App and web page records
*** Begin section ***

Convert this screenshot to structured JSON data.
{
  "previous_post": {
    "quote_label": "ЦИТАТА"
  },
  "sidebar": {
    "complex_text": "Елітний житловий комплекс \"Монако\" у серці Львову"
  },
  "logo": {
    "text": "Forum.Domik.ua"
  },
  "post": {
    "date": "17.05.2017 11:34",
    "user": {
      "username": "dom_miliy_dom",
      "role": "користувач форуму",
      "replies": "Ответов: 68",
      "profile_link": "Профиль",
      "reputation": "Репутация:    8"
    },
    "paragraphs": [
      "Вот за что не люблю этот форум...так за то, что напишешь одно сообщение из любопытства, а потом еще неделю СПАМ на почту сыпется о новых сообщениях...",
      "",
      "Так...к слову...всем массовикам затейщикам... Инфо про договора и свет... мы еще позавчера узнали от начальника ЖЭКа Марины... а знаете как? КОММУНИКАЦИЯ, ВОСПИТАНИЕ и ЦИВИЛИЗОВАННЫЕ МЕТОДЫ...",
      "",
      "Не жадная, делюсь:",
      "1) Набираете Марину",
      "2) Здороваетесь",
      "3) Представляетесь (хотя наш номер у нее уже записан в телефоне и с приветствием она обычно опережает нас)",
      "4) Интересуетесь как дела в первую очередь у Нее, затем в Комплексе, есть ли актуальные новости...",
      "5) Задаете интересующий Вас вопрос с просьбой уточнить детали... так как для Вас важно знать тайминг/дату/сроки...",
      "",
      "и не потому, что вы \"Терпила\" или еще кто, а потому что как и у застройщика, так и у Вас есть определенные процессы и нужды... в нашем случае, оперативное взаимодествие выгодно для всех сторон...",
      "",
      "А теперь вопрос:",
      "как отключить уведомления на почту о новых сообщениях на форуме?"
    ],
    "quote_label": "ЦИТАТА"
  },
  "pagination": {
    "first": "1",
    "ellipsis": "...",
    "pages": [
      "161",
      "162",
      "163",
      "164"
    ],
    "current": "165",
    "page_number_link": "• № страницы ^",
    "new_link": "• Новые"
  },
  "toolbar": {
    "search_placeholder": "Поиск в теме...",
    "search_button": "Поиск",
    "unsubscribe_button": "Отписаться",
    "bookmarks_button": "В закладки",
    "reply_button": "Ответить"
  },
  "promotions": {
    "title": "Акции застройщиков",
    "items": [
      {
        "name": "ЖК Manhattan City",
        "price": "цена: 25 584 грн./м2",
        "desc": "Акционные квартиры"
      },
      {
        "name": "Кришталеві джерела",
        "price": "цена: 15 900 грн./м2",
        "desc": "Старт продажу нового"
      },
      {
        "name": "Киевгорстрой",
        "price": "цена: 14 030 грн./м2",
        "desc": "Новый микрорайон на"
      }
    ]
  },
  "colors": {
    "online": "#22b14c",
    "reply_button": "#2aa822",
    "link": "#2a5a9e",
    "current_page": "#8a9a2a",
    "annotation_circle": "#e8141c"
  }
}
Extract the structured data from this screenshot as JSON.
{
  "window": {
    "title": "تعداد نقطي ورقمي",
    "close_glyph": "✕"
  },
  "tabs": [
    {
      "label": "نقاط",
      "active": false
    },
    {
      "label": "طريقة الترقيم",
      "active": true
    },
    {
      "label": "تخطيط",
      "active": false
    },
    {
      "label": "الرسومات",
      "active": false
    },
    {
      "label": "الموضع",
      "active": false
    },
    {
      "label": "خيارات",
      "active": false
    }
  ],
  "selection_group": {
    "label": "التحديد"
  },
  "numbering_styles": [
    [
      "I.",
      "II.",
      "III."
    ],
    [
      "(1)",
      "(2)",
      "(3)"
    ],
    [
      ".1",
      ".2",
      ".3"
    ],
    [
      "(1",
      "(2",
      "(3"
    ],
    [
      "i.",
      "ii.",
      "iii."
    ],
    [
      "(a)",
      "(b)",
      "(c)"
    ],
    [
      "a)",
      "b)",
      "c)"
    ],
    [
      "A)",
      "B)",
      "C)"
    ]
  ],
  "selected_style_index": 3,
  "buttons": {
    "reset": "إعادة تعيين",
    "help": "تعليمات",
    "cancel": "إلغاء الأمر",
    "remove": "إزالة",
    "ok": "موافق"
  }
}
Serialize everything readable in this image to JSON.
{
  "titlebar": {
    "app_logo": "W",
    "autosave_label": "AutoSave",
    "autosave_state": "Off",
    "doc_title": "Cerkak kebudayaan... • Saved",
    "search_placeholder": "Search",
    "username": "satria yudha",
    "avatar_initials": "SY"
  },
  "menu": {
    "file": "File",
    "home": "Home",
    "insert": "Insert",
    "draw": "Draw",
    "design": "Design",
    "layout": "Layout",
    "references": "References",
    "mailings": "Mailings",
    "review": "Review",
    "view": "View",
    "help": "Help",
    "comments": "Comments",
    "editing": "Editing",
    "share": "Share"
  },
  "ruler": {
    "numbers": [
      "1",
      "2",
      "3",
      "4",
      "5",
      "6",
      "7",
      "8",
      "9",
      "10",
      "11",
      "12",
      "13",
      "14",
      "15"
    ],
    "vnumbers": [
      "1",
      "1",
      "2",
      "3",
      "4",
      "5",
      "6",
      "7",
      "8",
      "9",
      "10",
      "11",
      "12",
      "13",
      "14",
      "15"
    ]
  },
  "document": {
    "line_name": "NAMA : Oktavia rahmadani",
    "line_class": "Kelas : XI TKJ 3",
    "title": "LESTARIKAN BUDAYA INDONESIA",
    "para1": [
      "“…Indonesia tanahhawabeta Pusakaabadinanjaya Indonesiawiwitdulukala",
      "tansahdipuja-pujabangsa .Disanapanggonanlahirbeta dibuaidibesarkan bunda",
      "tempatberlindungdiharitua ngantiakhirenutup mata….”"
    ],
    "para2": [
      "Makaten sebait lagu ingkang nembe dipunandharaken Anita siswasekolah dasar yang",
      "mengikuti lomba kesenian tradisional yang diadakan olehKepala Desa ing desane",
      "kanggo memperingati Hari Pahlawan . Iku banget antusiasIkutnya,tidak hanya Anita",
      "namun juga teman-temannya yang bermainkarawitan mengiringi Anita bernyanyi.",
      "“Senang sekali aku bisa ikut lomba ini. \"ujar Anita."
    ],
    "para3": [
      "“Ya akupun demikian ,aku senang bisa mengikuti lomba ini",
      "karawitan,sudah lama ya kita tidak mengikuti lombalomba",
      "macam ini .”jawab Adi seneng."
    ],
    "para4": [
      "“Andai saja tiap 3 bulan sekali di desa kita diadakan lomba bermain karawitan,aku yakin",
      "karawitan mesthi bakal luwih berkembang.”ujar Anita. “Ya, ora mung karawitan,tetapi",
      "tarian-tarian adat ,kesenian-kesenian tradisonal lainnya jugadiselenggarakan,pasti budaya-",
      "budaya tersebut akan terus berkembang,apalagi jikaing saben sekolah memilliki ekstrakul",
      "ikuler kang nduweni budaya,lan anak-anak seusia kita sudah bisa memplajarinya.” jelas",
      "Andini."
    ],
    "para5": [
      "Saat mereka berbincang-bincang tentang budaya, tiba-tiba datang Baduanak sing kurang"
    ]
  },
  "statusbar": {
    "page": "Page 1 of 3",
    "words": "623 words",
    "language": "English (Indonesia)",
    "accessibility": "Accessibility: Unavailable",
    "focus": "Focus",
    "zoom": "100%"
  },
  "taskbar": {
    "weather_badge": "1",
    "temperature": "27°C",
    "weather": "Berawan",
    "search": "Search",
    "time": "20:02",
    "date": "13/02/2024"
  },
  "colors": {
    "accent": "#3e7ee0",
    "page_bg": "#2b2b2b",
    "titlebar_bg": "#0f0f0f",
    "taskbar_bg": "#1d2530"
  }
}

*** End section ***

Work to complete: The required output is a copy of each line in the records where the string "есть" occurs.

Reply to the task:
      "4) Интересуетесь как дела в первую очередь у Нее, затем в Комплексе, есть ли актуальные новости...",
      "и не потому, что вы \"Терпила\" или еще кто, а потому что как и у застройщика, так и у Вас есть определенные процессы и нужды... в нашем случае, оперативное взаимодествие выгодно для всех сторон...",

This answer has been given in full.